● Data shown:
[Start of section]

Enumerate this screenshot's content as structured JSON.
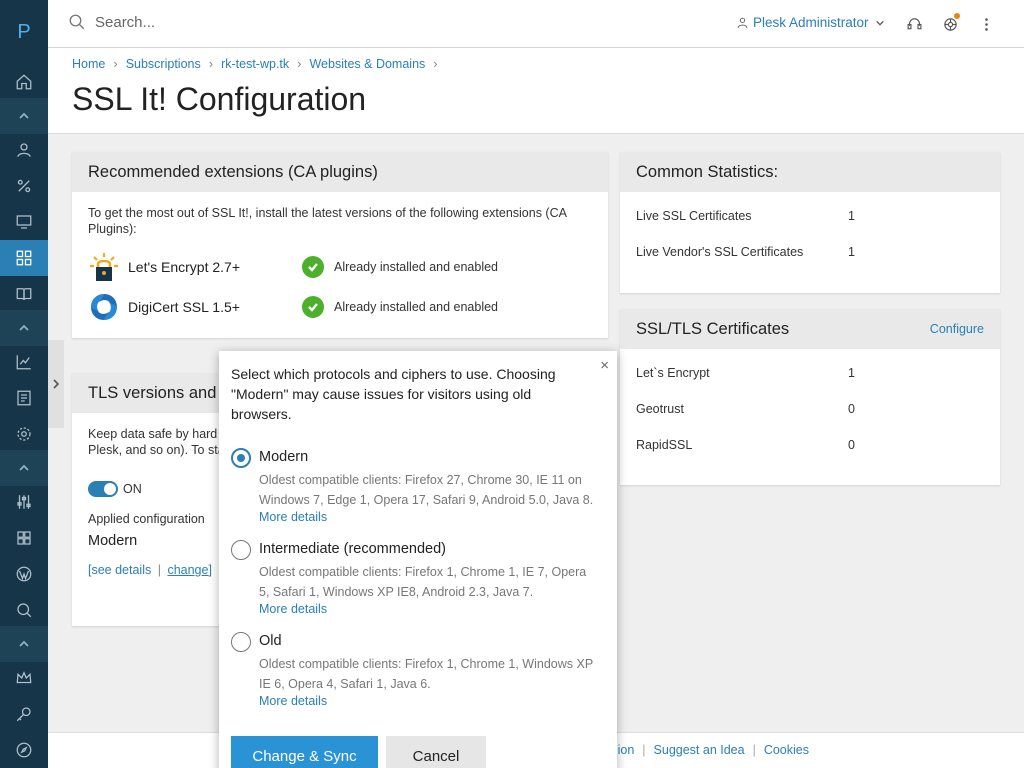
{
  "app": {
    "logo": "P"
  },
  "sidebar": {
    "items": [
      {
        "name": "home-icon"
      },
      {
        "name": "user-icon"
      },
      {
        "name": "percent-icon"
      },
      {
        "name": "monitor-icon"
      },
      {
        "name": "apps-icon"
      },
      {
        "name": "book-icon"
      },
      {
        "name": "chart-icon"
      },
      {
        "name": "list-icon"
      },
      {
        "name": "gear-icon"
      },
      {
        "name": "sliders-icon"
      },
      {
        "name": "puzzle-icon"
      },
      {
        "name": "wordpress-icon"
      },
      {
        "name": "search-doc-icon"
      },
      {
        "name": "crown-icon"
      },
      {
        "name": "key-icon"
      },
      {
        "name": "compass-icon"
      }
    ]
  },
  "topbar": {
    "search_placeholder": "Search...",
    "user_label": "Plesk Administrator"
  },
  "header": {
    "breadcrumb": [
      "Home",
      "Subscriptions",
      "rk-test-wp.tk",
      "Websites & Domains"
    ],
    "title": "SSL It! Configuration"
  },
  "extensions_card": {
    "title": "Recommended extensions (CA plugins)",
    "intro": "To get the most out of SSL It!, install the latest versions of the following extensions (CA Plugins):",
    "items": [
      {
        "name": "Let's Encrypt 2.7+",
        "status": "Already installed and enabled"
      },
      {
        "name": "DigiCert SSL 1.5+",
        "status": "Already installed and enabled"
      }
    ]
  },
  "tls_card": {
    "title": "TLS versions and",
    "desc_line1": "Keep data safe by hard",
    "desc_line2": "Plesk, and so on). To sta",
    "toggle_label": "ON",
    "applied_label": "Applied configuration",
    "applied_value": "Modern",
    "see_details": "[see details",
    "separator": "|",
    "change": "change]"
  },
  "stats_card": {
    "title": "Common Statistics:",
    "rows": [
      {
        "label": "Live SSL Certificates",
        "value": "1"
      },
      {
        "label": "Live Vendor's SSL Certificates",
        "value": "1"
      }
    ]
  },
  "certs_card": {
    "title": "SSL/TLS Certificates",
    "configure": "Configure",
    "rows": [
      {
        "label": "Let`s Encrypt",
        "value": "1"
      },
      {
        "label": "Geotrust",
        "value": "0"
      },
      {
        "label": "RapidSSL",
        "value": "0"
      }
    ]
  },
  "popover": {
    "intro": "Select which protocols and ciphers to use. Choosing \"Modern\" may cause issues for visitors using old browsers.",
    "close": "×",
    "options": [
      {
        "label": "Modern",
        "desc": "Oldest compatible clients: Firefox 27, Chrome 30, IE 11 on Windows 7, Edge 1, Opera 17, Safari 9, Android 5.0, Java 8.",
        "more": "More details",
        "checked": true
      },
      {
        "label": "Intermediate (recommended)",
        "desc": "Oldest compatible clients: Firefox 1, Chrome 1, IE 7, Opera 5, Safari 1, Windows XP IE8, Android 2.3, Java 7.",
        "more": "More details",
        "checked": false
      },
      {
        "label": "Old",
        "desc": "Oldest compatible clients: Firefox 1, Chrome 1, Windows XP IE 6, Opera 4, Safari 1, Java 6.",
        "more": "More details",
        "checked": false
      }
    ],
    "submit": "Change & Sync",
    "cancel": "Cancel"
  },
  "footer": {
    "links": [
      "n Opinion",
      "Suggest an Idea",
      "Cookies"
    ]
  },
  "colors": {
    "accent": "#2a7fb5",
    "sidebar": "#163548",
    "success": "#4db02c"
  }
}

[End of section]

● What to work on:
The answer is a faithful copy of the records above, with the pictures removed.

● Reply to the exercise:
Enumerate this screenshot's content as structured JSON.
{
  "app": {
    "logo": "P"
  },
  "sidebar": {
    "items": [
      {
        "name": "home-icon"
      },
      {
        "name": "user-icon"
      },
      {
        "name": "percent-icon"
      },
      {
        "name": "monitor-icon"
      },
      {
        "name": "apps-icon"
      },
      {
        "name": "book-icon"
      },
      {
        "name": "chart-icon"
      },
      {
        "name": "list-icon"
      },
      {
        "name": "gear-icon"
      },
      {
        "name": "sliders-icon"
      },
      {
        "name": "puzzle-icon"
      },
      {
        "name": "wordpress-icon"
      },
      {
        "name": "search-doc-icon"
      },
      {
        "name": "crown-icon"
      },
      {
        "name": "key-icon"
      },
      {
        "name": "compass-icon"
      }
    ]
  },
  "topbar": {
    "search_placeholder": "Search...",
    "user_label": "Plesk Administrator"
  },
  "header": {
    "breadcrumb": [
      "Home",
      "Subscriptions",
      "rk-test-wp.tk",
      "Websites & Domains"
    ],
    "title": "SSL It! Configuration"
  },
  "extensions_card": {
    "title": "Recommended extensions (CA plugins)",
    "intro": "To get the most out of SSL It!, install the latest versions of the following extensions (CA Plugins):",
    "items": [
      {
        "name": "Let's Encrypt 2.7+",
        "status": "Already installed and enabled"
      },
      {
        "name": "DigiCert SSL 1.5+",
        "status": "Already installed and enabled"
      }
    ]
  },
  "tls_card": {
    "title": "TLS versions and",
    "desc_line1": "Keep data safe by hard",
    "desc_line2": "Plesk, and so on). To sta",
    "toggle_label": "ON",
    "applied_label": "Applied configuration",
    "applied_value": "Modern",
    "see_details": "[see details",
    "separator": "|",
    "change": "change]"
  },
  "stats_card": {
    "title": "Common Statistics:",
    "rows": [
      {
        "label": "Live SSL Certificates",
        "value": "1"
      },
      {
        "label": "Live Vendor's SSL Certificates",
        "value": "1"
      }
    ]
  },
  "certs_card": {
    "title": "SSL/TLS Certificates",
    "configure": "Configure",
    "rows": [
      {
        "label": "Let`s Encrypt",
        "value": "1"
      },
      {
        "label": "Geotrust",
        "value": "0"
      },
      {
        "label": "RapidSSL",
        "value": "0"
      }
    ]
  },
  "popover": {
    "intro": "Select which protocols and ciphers to use. Choosing \"Modern\" may cause issues for visitors using old browsers.",
    "close": "×",
    "options": [
      {
        "label": "Modern",
        "desc": "Oldest compatible clients: Firefox 27, Chrome 30, IE 11 on Windows 7, Edge 1, Opera 17, Safari 9, Android 5.0, Java 8.",
        "more": "More details",
        "checked": true
      },
      {
        "label": "Intermediate (recommended)",
        "desc": "Oldest compatible clients: Firefox 1, Chrome 1, IE 7, Opera 5, Safari 1, Windows XP IE8, Android 2.3, Java 7.",
        "more": "More details",
        "checked": false
      },
      {
        "label": "Old",
        "desc": "Oldest compatible clients: Firefox 1, Chrome 1, Windows XP IE 6, Opera 4, Safari 1, Java 6.",
        "more": "More details",
        "checked": false
      }
    ],
    "submit": "Change & Sync",
    "cancel": "Cancel"
  },
  "footer": {
    "links": [
      "n Opinion",
      "Suggest an Idea",
      "Cookies"
    ]
  },
  "colors": {
    "accent": "#2a7fb5",
    "sidebar": "#163548",
    "success": "#4db02c"
  }
}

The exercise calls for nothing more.